=== AVAILABLE RECORDS ===
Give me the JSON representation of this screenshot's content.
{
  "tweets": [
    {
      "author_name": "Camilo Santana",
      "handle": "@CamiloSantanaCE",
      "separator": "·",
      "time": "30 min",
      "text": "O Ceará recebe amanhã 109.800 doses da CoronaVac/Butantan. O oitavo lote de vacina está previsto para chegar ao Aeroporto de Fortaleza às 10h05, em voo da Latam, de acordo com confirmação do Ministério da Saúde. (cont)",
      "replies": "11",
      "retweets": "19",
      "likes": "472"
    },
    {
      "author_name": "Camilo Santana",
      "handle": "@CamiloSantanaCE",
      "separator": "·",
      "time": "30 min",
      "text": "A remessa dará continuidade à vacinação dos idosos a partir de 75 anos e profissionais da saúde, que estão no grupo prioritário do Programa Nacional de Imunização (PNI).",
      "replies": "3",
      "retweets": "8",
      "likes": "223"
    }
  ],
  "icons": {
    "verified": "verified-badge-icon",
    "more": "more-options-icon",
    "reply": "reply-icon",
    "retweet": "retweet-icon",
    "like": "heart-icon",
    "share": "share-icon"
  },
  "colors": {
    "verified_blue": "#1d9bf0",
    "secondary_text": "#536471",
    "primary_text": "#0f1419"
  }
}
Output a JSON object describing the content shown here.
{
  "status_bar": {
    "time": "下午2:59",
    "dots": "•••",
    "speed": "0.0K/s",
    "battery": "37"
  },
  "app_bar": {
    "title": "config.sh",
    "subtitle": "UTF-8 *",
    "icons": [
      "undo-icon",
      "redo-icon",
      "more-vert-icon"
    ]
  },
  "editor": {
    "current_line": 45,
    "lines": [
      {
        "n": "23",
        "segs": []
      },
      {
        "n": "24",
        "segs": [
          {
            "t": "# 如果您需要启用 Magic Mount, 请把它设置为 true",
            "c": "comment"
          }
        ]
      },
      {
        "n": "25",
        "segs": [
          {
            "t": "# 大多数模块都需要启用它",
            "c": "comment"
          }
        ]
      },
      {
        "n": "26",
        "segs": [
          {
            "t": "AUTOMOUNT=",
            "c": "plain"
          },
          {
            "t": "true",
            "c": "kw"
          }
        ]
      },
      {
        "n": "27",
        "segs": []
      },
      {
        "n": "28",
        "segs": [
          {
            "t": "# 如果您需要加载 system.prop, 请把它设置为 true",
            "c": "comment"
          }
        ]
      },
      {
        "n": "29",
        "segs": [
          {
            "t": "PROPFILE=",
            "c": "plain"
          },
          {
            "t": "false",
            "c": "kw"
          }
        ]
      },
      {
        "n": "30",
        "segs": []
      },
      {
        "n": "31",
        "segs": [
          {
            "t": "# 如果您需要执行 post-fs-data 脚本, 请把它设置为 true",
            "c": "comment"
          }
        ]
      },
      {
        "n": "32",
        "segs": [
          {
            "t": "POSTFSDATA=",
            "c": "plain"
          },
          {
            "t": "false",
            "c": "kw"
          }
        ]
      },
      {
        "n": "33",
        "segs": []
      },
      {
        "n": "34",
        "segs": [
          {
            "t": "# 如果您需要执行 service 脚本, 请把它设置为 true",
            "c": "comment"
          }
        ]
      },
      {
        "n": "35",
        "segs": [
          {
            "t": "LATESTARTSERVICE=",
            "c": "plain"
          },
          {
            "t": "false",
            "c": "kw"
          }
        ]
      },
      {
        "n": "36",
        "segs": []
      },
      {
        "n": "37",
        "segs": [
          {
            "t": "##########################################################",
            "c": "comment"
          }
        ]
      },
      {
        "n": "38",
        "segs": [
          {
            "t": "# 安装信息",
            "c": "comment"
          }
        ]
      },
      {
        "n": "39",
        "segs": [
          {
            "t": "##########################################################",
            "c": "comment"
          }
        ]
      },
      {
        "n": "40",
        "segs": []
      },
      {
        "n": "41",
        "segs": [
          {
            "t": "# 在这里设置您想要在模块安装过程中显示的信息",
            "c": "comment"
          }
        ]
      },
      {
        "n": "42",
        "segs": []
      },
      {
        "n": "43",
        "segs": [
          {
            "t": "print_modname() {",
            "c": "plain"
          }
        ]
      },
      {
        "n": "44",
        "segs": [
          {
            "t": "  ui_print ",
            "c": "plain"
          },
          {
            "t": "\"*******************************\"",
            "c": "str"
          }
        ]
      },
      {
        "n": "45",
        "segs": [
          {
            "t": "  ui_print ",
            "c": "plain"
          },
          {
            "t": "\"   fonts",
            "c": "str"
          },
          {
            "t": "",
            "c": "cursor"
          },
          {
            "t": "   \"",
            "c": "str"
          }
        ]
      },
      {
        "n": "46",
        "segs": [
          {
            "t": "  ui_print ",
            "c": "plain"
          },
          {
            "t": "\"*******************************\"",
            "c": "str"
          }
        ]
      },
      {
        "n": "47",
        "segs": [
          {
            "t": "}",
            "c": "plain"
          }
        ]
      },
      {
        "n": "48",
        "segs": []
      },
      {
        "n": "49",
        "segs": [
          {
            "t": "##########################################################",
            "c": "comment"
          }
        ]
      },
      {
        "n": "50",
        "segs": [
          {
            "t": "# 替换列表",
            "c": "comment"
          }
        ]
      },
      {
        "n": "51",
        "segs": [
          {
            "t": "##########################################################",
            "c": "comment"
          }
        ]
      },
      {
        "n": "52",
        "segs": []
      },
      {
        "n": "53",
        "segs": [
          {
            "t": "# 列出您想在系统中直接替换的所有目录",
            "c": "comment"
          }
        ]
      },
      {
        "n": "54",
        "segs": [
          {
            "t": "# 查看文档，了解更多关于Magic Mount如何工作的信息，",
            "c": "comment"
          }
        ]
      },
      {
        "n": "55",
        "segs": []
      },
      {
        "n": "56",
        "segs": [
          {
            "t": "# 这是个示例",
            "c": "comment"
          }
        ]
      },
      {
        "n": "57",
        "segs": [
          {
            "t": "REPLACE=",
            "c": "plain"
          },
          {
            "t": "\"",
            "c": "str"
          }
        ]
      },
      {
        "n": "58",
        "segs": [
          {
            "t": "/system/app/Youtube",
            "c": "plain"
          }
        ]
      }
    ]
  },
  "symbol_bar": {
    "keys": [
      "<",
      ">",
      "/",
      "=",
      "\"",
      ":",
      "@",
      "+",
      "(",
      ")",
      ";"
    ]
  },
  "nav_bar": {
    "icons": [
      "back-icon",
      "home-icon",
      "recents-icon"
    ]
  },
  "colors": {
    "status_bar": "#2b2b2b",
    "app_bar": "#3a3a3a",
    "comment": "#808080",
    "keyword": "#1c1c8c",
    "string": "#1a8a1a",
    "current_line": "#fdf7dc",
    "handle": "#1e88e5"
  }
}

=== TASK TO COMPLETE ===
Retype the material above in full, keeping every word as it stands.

=== EXERCISE ANSWER ===
Give me the JSON representation of this screenshot's content.
{
  "tweets": [
    {
      "author_name": "Camilo Santana",
      "handle": "@CamiloSantanaCE",
      "separator": "·",
      "time": "30 min",
      "text": "O Ceará recebe amanhã 109.800 doses da CoronaVac/Butantan. O oitavo lote de vacina está previsto para chegar ao Aeroporto de Fortaleza às 10h05, em voo da Latam, de acordo com confirmação do Ministério da Saúde. (cont)",
      "replies": "11",
      "retweets": "19",
      "likes": "472"
    },
    {
      "author_name": "Camilo Santana",
      "handle": "@CamiloSantanaCE",
      "separator": "·",
      "time": "30 min",
      "text": "A remessa dará continuidade à vacinação dos idosos a partir de 75 anos e profissionais da saúde, que estão no grupo prioritário do Programa Nacional de Imunização (PNI).",
      "replies": "3",
      "retweets": "8",
      "likes": "223"
    }
  ],
  "icons": {
    "verified": "verified-badge-icon",
    "more": "more-options-icon",
    "reply": "reply-icon",
    "retweet": "retweet-icon",
    "like": "heart-icon",
    "share": "share-icon"
  },
  "colors": {
    "verified_blue": "#1d9bf0",
    "secondary_text": "#536471",
    "primary_text": "#0f1419"
  }
}
Output a JSON object describing the content shown here.
{
  "status_bar": {
    "time": "下午2:59",
    "dots": "•••",
    "speed": "0.0K/s",
    "battery": "37"
  },
  "app_bar": {
    "title": "config.sh",
    "subtitle": "UTF-8 *",
    "icons": [
      "undo-icon",
      "redo-icon",
      "more-vert-icon"
    ]
  },
  "editor": {
    "current_line": 45,
    "lines": [
      {
        "n": "23",
        "segs": []
      },
      {
        "n": "24",
        "segs": [
          {
            "t": "# 如果您需要启用 Magic Mount, 请把它设置为 true",
            "c": "comment"
          }
        ]
      },
      {
        "n": "25",
        "segs": [
          {
            "t": "# 大多数模块都需要启用它",
            "c": "comment"
          }
        ]
      },
      {
        "n": "26",
        "segs": [
          {
            "t": "AUTOMOUNT=",
            "c": "plain"
          },
          {
            "t": "true",
            "c": "kw"
          }
        ]
      },
      {
        "n": "27",
        "segs": []
      },
      {
        "n": "28",
        "segs": [
          {
            "t": "# 如果您需要加载 system.prop, 请把它设置为 true",
            "c": "comment"
          }
        ]
      },
      {
        "n": "29",
        "segs": [
          {
            "t": "PROPFILE=",
            "c": "plain"
          },
          {
            "t": "false",
            "c": "kw"
          }
        ]
      },
      {
        "n": "30",
        "segs": []
      },
      {
        "n": "31",
        "segs": [
          {
            "t": "# 如果您需要执行 post-fs-data 脚本, 请把它设置为 true",
            "c": "comment"
          }
        ]
      },
      {
        "n": "32",
        "segs": [
          {
            "t": "POSTFSDATA=",
            "c": "plain"
          },
          {
            "t": "false",
            "c": "kw"
          }
        ]
      },
      {
        "n": "33",
        "segs": []
      },
      {
        "n": "34",
        "segs": [
          {
            "t": "# 如果您需要执行 service 脚本, 请把它设置为 true",
            "c": "comment"
          }
        ]
      },
      {
        "n": "35",
        "segs": [
          {
            "t": "LATESTARTSERVICE=",
            "c": "plain"
          },
          {
            "t": "false",
            "c": "kw"
          }
        ]
      },
      {
        "n": "36",
        "segs": []
      },
      {
        "n": "37",
        "segs": [
          {
            "t": "##########################################################",
            "c": "comment"
          }
        ]
      },
      {
        "n": "38",
        "segs": [
          {
            "t": "# 安装信息",
            "c": "comment"
          }
        ]
      },
      {
        "n": "39",
        "segs": [
          {
            "t": "##########################################################",
            "c": "comment"
          }
        ]
      },
      {
        "n": "40",
        "segs": []
      },
      {
        "n": "41",
        "segs": [
          {
            "t": "# 在这里设置您想要在模块安装过程中显示的信息",
            "c": "comment"
          }
        ]
      },
      {
        "n": "42",
        "segs": []
      },
      {
        "n": "43",
        "segs": [
          {
            "t": "print_modname() {",
            "c": "plain"
          }
        ]
      },
      {
        "n": "44",
        "segs": [
          {
            "t": "  ui_print ",
            "c": "plain"
          },
          {
            "t": "\"*******************************\"",
            "c": "str"
          }
        ]
      },
      {
        "n": "45",
        "segs": [
          {
            "t": "  ui_print ",
            "c": "plain"
          },
          {
            "t": "\"   fonts",
            "c": "str"
          },
          {
            "t": "",
            "c": "cursor"
          },
          {
            "t": "   \"",
            "c": "str"
          }
        ]
      },
      {
        "n": "46",
        "segs": [
          {
            "t": "  ui_print ",
            "c": "plain"
          },
          {
            "t": "\"*******************************\"",
            "c": "str"
          }
        ]
      },
      {
        "n": "47",
        "segs": [
          {
            "t": "}",
            "c": "plain"
          }
        ]
      },
      {
        "n": "48",
        "segs": []
      },
      {
        "n": "49",
        "segs": [
          {
            "t": "##########################################################",
            "c": "comment"
          }
        ]
      },
      {
        "n": "50",
        "segs": [
          {
            "t": "# 替换列表",
            "c": "comment"
          }
        ]
      },
      {
        "n": "51",
        "segs": [
          {
            "t": "##########################################################",
            "c": "comment"
          }
        ]
      },
      {
        "n": "52",
        "segs": []
      },
      {
        "n": "53",
        "segs": [
          {
            "t": "# 列出您想在系统中直接替换的所有目录",
            "c": "comment"
          }
        ]
      },
      {
        "n": "54",
        "segs": [
          {
            "t": "# 查看文档，了解更多关于Magic Mount如何工作的信息，",
            "c": "comment"
          }
        ]
      },
      {
        "n": "55",
        "segs": []
      },
      {
        "n": "56",
        "segs": [
          {
            "t": "# 这是个示例",
            "c": "comment"
          }
        ]
      },
      {
        "n": "57",
        "segs": [
          {
            "t": "REPLACE=",
            "c": "plain"
          },
          {
            "t": "\"",
            "c": "str"
          }
        ]
      },
      {
        "n": "58",
        "segs": [
          {
            "t": "/system/app/Youtube",
            "c": "plain"
          }
        ]
      }
    ]
  },
  "symbol_bar": {
    "keys": [
      "<",
      ">",
      "/",
      "=",
      "\"",
      ":",
      "@",
      "+",
      "(",
      ")",
      ";"
    ]
  },
  "nav_bar": {
    "icons": [
      "back-icon",
      "home-icon",
      "recents-icon"
    ]
  },
  "colors": {
    "status_bar": "#2b2b2b",
    "app_bar": "#3a3a3a",
    "comment": "#808080",
    "keyword": "#1c1c8c",
    "string": "#1a8a1a",
    "current_line": "#fdf7dc",
    "handle": "#1e88e5"
  }
}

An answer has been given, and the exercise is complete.